Clearly, content is as important as any of the other pillars for overall project success. Yet, it’s probably the most under-prioritized from a workload and timeframe standpoint. Some companies and organizations will have much or most of this buttoned-up—they already have their content-creation machines running at full speed and high quality. Others will be starting from nearly zero. In those cases, we often recommend turning to contract or freelancers to help with the heavy lifting.
With all the content creation and production being done, is there anything else to do?
Of course, there is. No initial CRM + MA launch is flawless once activated. No content library is perfect.
Ramp up your A/B testing and interval testing. The never-ending next step is ongoing optimization based on performance metrics.
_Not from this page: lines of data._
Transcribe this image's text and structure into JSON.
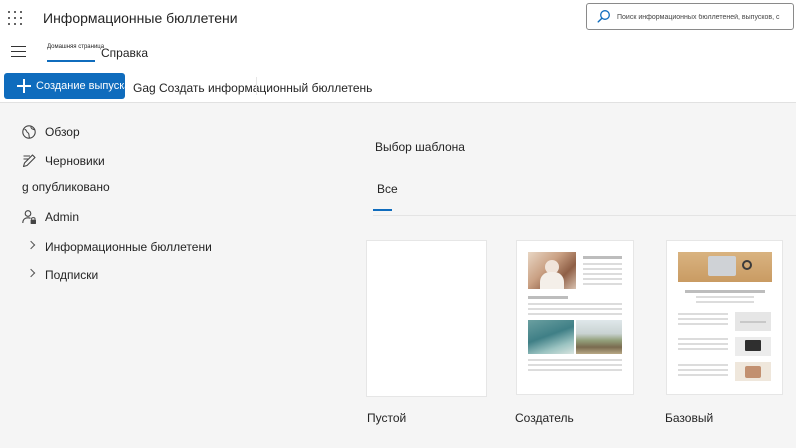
{
  "header": {
    "app_title": "Информационные бюллетени",
    "search_placeholder": "Поиск информационных бюллетеней, выпусков, с"
  },
  "nav": {
    "home_label": "Домашняя страница",
    "help_label": "Справка"
  },
  "command_bar": {
    "create_label": "Создание выпуска",
    "title": "Gag Создать информационный бюллетень"
  },
  "sidebar": {
    "items": [
      {
        "label": "Обзор",
        "icon": "globe-icon"
      },
      {
        "label": "Черновики",
        "icon": "pen-icon"
      },
      {
        "label": "g опубликовано",
        "icon": ""
      },
      {
        "label": "Admin",
        "icon": "person-lock-icon"
      },
      {
        "label": "Информационные бюллетени",
        "icon": "chevron-right-icon"
      },
      {
        "label": "Подписки",
        "icon": "chevron-right-icon"
      }
    ]
  },
  "main": {
    "title": "Выбор шаблона",
    "tabs": [
      {
        "label": "Все",
        "selected": true
      }
    ],
    "templates": [
      {
        "label": "Пустой"
      },
      {
        "label": "Создатель"
      },
      {
        "label": "Базовый"
      }
    ]
  },
  "colors": {
    "accent": "#0f6cbd",
    "background": "#f5f5f5"
  }
}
That’s where we get to see the return on all this investment in time and money and be sure, people within your organization will be looking for a positive ROI.
That topic will have to wait for another series. There are so many interesting ways to look at soft engagements, hard conversions, deciding which KPIs really matter, assisted conversion and attribution models, and the big one — educating the executive team and managing their expectations.
If that sounds daunting, is it even worth doing?
That really depends. It’s a smart question to answer upfront. A bit of not-too-complex math will usually give us an answer and a likely timeframe. It all comes down to total investment, volume projections, short-term revenue and customer LTV, and the expectations for break-even and ROI. Those variables are different for every company or organization. There’s no viable substitute for not doing the math upfront, or even reassessing where you are now in your current CRM+MA journey.
The entire marketing automation/CRM selection and implementation process can be overwhelming. But it really is a linear process with a few concurrent initiatives running at the same time, A good plan, enough people, and the right people, greatly improve the likelihood for a successful outcome.